B vitamins are
especially effective on hair, skin and nail problems. Vitamin B also
provides assistance for many other body functions.
Thiamine is Vitamin B1 - an energy vitamin. It helps improve mental attitudes, while also helping to prevent premature aging, and helping our bodies
metabolize proteins and carbohydrates. Vitamin B1 is also essential for helping to improve the body's digestion process, and normalize the appetite too.
When someone is deficient in this vitamin, they can experience mental confusion and memory loss, become emotional and irritable, have numb hands and feet, have shortness of breath, and have excessive fatique among other things.
Vitamin B1 is obtained naturally through many foods such as wheat bran and germ, brewers years, whole grains, nuts, eggs, beef, pork, lamb, turkey, fish, beets, and leafy green vegetables. It's also gotten into the body through herbal sources such as alfalfa, Capsicum (Cayenne), Chickweed, Dandelion, Fenugreek, Garlic, Ginger, Kelp, Licorice, and Red Clover.
Vitamin B2 is Riboflavin, and it is said to be the most common vitamin deficiency in Americans today. Vitamin B2 is called the youth vitamin though, because it helps you have healthier skin, hair and nails. It also helps your body cope with stress, helps with both growth and reproduction, helps your body absorb and use iron, and helps your body metabolize fats, protein, and carbohydrates. This vitamin also has properties which help prevent cancer from growing.
There are many symptoms which can be indicative of Vitamin B2 deficiency, and these include fatique or sluggishness, cracks around the mouth, scales on the nose, face or earlobes, broken blood vessel lines on the cheeks and nose, loss of hair and baldness, dizziness, trembling, depression, and sensitivity to light.
Milk, whole grains, egg yolks, yogurt, organ meats such as kidneys, liver and heart, cheese, nuts, and leafy vegetables are just a few of the natural food sources which give you Vitamin B2 though. Herbal sources include the same as those noted for Vitamin B1 above.
In fact, most of the essential B vitamins can often be gotten from one of several herbal sources. Alfalfa is an excellent source of many B vitamins as well as other essential nutrients your body needs. Garlic often provides much of these vitamins too, but possible the best source of the most B vitamins at once is Kelp.
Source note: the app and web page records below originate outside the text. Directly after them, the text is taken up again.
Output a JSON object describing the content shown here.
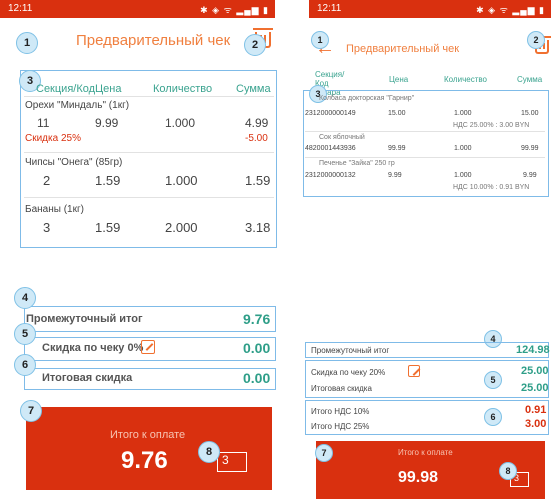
{
  "left": {
    "status": {
      "time": "12:11",
      "icons": "✱ ◈ ᯤ ▂▄▆ ▮"
    },
    "title": "Предварительный чек",
    "table": {
      "headers": [
        "Секция/Код",
        "Цена",
        "Количество",
        "Сумма"
      ],
      "items": [
        {
          "name": "Орехи \"Миндаль\" (1кг)",
          "code": "11",
          "price": "9.99",
          "qty": "1.000",
          "sum": "4.99",
          "discount_label": "Скидка 25%",
          "discount_value": "-5.00"
        },
        {
          "name": "Чипсы \"Онега\" (85гр)",
          "code": "2",
          "price": "1.59",
          "qty": "1.000",
          "sum": "1.59"
        },
        {
          "name": "Бананы (1кг)",
          "code": "3",
          "price": "1.59",
          "qty": "2.000",
          "sum": "3.18"
        }
      ]
    },
    "summary": {
      "subtotal_label": "Промежуточный итог",
      "subtotal_value": "9.76",
      "check_discount_label": "Скидка по чеку 0%",
      "check_discount_value": "0.00",
      "total_discount_label": "Итоговая скидка",
      "total_discount_value": "0.00"
    },
    "pay": {
      "label": "Итого к оплате",
      "amount": "9.76",
      "count": "3"
    },
    "badges": [
      "1",
      "2",
      "3",
      "4",
      "5",
      "6",
      "7",
      "8"
    ]
  },
  "right": {
    "status": {
      "time": "12:11",
      "icons": "✱ ◈ ᯤ ▂▄▆ ▮"
    },
    "title": "Предварительный чек",
    "table": {
      "headers": [
        "Секция/ Код товара",
        "Цена",
        "Количество",
        "Сумма"
      ],
      "items": [
        {
          "name": "Колбаса докторская \"Гарнир\"",
          "code": "2312000000149",
          "price": "15.00",
          "qty": "1.000",
          "sum": "15.00",
          "vat": "НДС 25.00% : 3.00 BYN"
        },
        {
          "name": "Сок яблочный",
          "code": "4820001443936",
          "price": "99.99",
          "qty": "1.000",
          "sum": "99.99"
        },
        {
          "name": "Печенье \"Зайка\" 250 гр",
          "code": "2312000000132",
          "price": "9.99",
          "qty": "1.000",
          "sum": "9.99",
          "vat": "НДС 10.00% : 0.91 BYN"
        }
      ]
    },
    "summary": {
      "subtotal_label": "Промежуточный итог",
      "subtotal_value": "124.98",
      "check_discount_label": "Скидка по чеку 20%",
      "check_discount_value": "25.00",
      "total_discount_label": "Итоговая скидка",
      "total_discount_value": "25.00",
      "vat10_label": "Итого НДС 10%",
      "vat10_value": "0.91",
      "vat25_label": "Итого НДС 25%",
      "vat25_value": "3.00"
    },
    "pay": {
      "label": "Итого к оплате",
      "amount": "99.98",
      "count": "3"
    },
    "badges": [
      "1",
      "2",
      "3",
      "4",
      "5",
      "6",
      "7",
      "8"
    ]
  }
}
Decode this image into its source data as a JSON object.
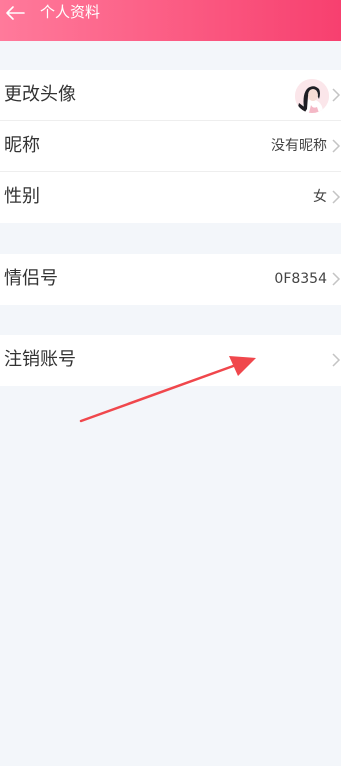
{
  "header": {
    "title": "个人资料",
    "back_icon": "arrow-left-icon"
  },
  "profile": {
    "avatar_label": "更改头像",
    "nickname_label": "昵称",
    "nickname_value": "没有昵称",
    "gender_label": "性别",
    "gender_value": "女"
  },
  "couple": {
    "id_label": "情侣号",
    "id_value": "0F8354"
  },
  "account": {
    "cancel_label": "注销账号"
  },
  "colors": {
    "header_gradient_start": "#ff7a9b",
    "header_gradient_end": "#f7406f",
    "annotation_arrow": "#f0474c"
  }
}
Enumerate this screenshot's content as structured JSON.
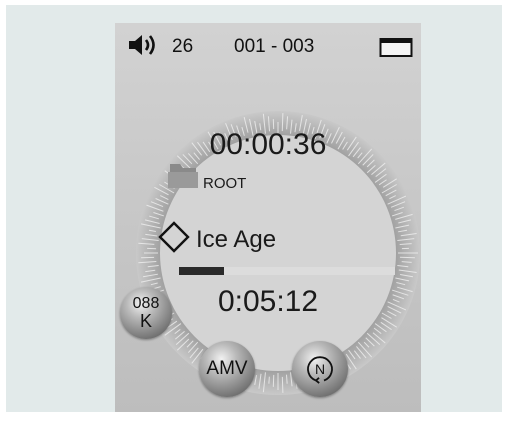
{
  "status": {
    "volume": "26",
    "track_range": "001 - 003",
    "speaker_icon": "speaker-icon",
    "battery_icon": "battery-icon"
  },
  "player": {
    "elapsed": "00:00:36",
    "folder_label": "ROOT",
    "folder_icon": "folder-icon",
    "tag_icon": "diamond-tag-icon",
    "title": "Ice Age",
    "progress": 0.21,
    "duration": "0:05:12"
  },
  "controls": {
    "bitrate_value": "088",
    "bitrate_unit": "K",
    "format_label": "AMV",
    "mode_letter": "N"
  },
  "colors": {
    "backdrop": "#e2eaea",
    "screen": "#c6c6c6",
    "progress_fill": "#2a2a2a",
    "progress_track": "#dcdcdc"
  }
}
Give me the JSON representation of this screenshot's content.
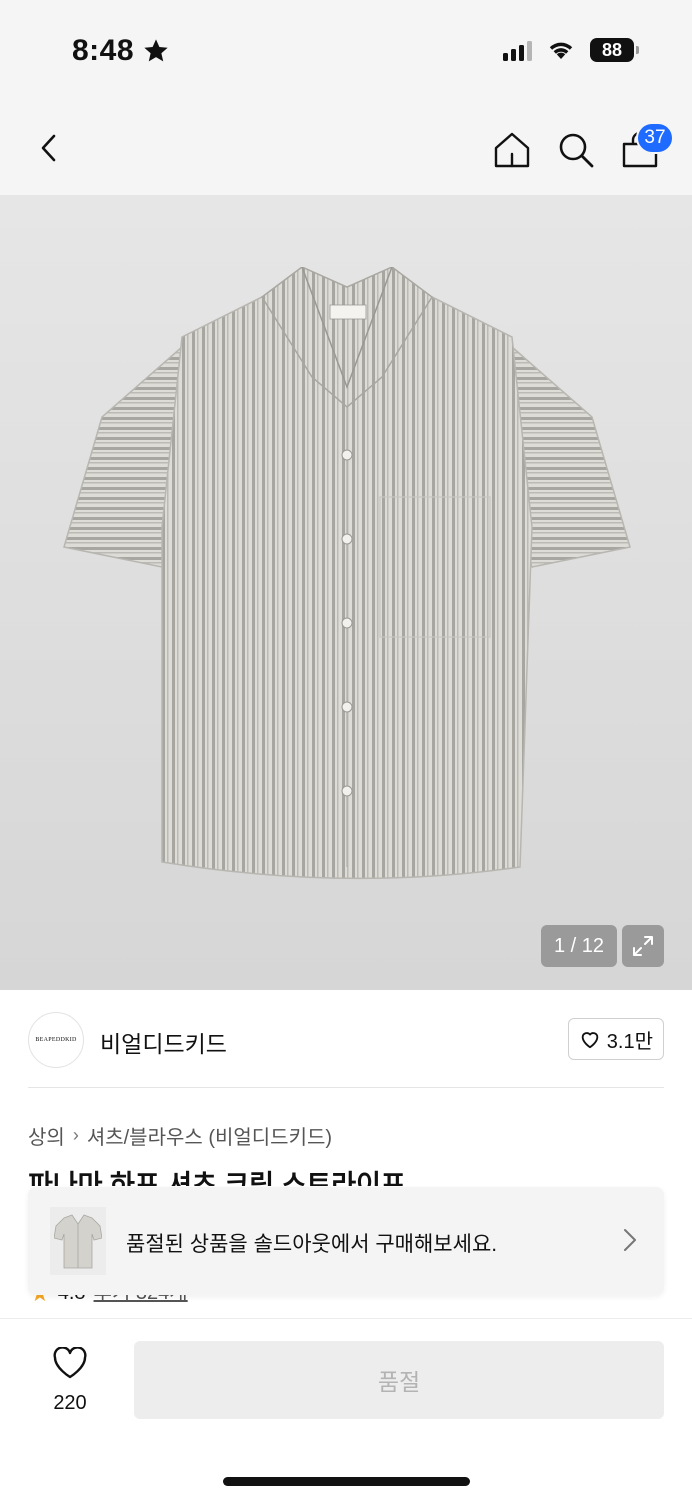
{
  "status_bar": {
    "time": "8:48",
    "battery": "88"
  },
  "nav": {
    "cart_count": "37"
  },
  "gallery": {
    "counter": "1 / 12"
  },
  "brand": {
    "logo_text": "BEAPEDDKID",
    "name": "비얼디드키드",
    "likes": "3.1만"
  },
  "breadcrumb": {
    "category": "상의",
    "subcategory": "셔츠/블라우스 (비얼디드키드)"
  },
  "product": {
    "title": "파나마 하프 셔츠 크림 스트라이프",
    "rating": "4.8",
    "review_link": "후기 324개"
  },
  "toast": {
    "message": "품절된 상품을 솔드아웃에서 구매해보세요."
  },
  "bottom": {
    "wish_count": "220",
    "soldout_label": "품절"
  },
  "colors": {
    "badge": "#1f6bff",
    "star": "#f5a623",
    "disabled_button": "#ededed"
  }
}
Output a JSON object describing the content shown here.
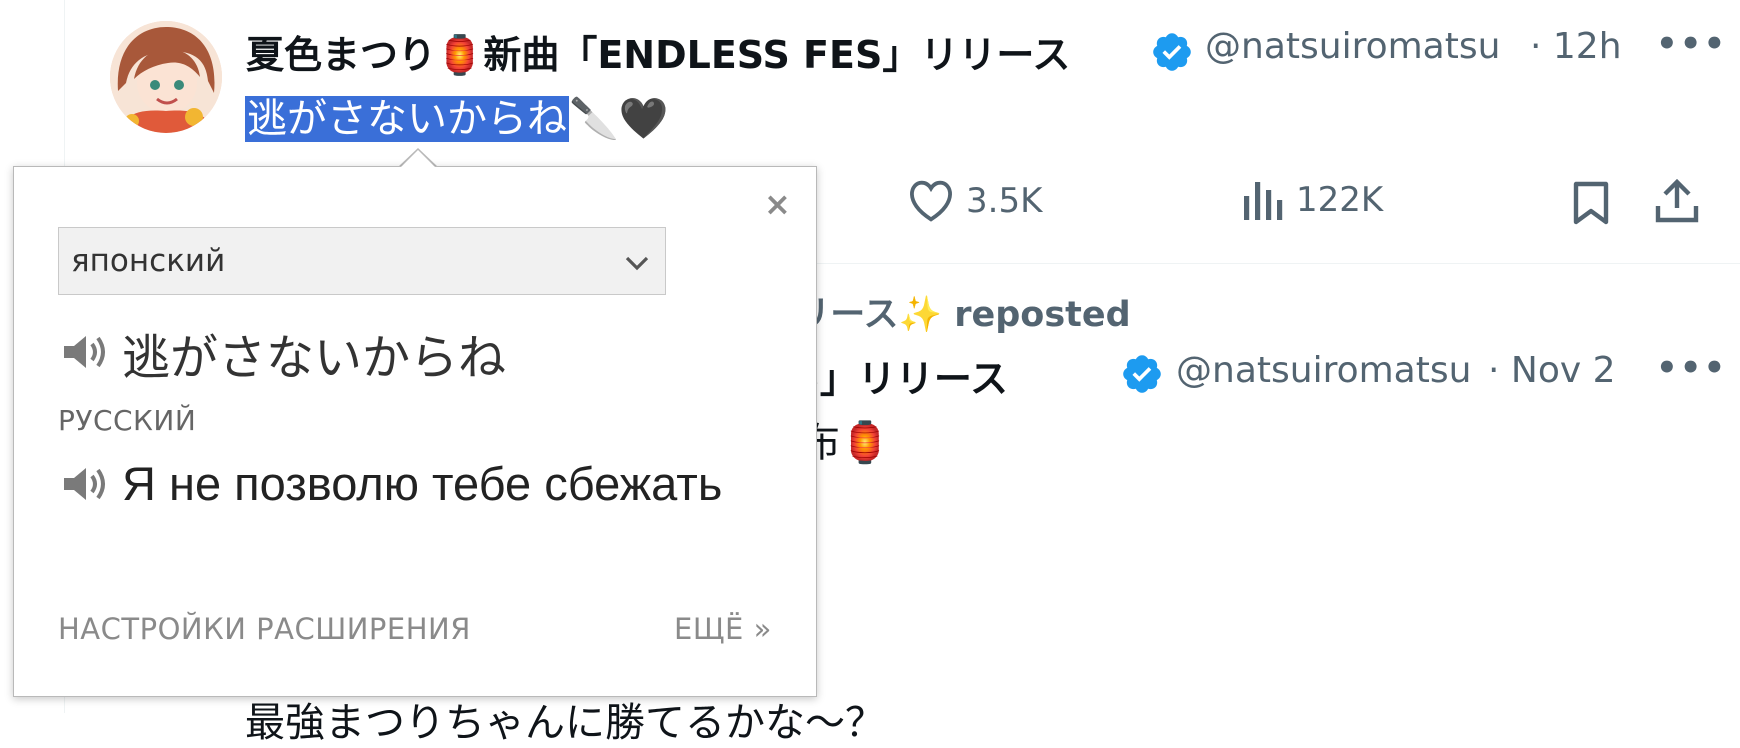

This herb is packed with a large number of the B vitamins in addition to iron, potassium, and more. This powerhouse of B vitamins is why Kelp is often used for hair, skin and nail problems or health maintenance.
Other important B vitamins include B3 (Niacin), B5 (Pantothenic Acid), B6 (Pyridoxine), B9 (Folic Acid), B12 (Cobalamin), B15 (Pangamic Acid), and B17
Note: Some statements in this article may not be approved by the FDA. This article is for informational purposes only and should not be taken as professional medical advice.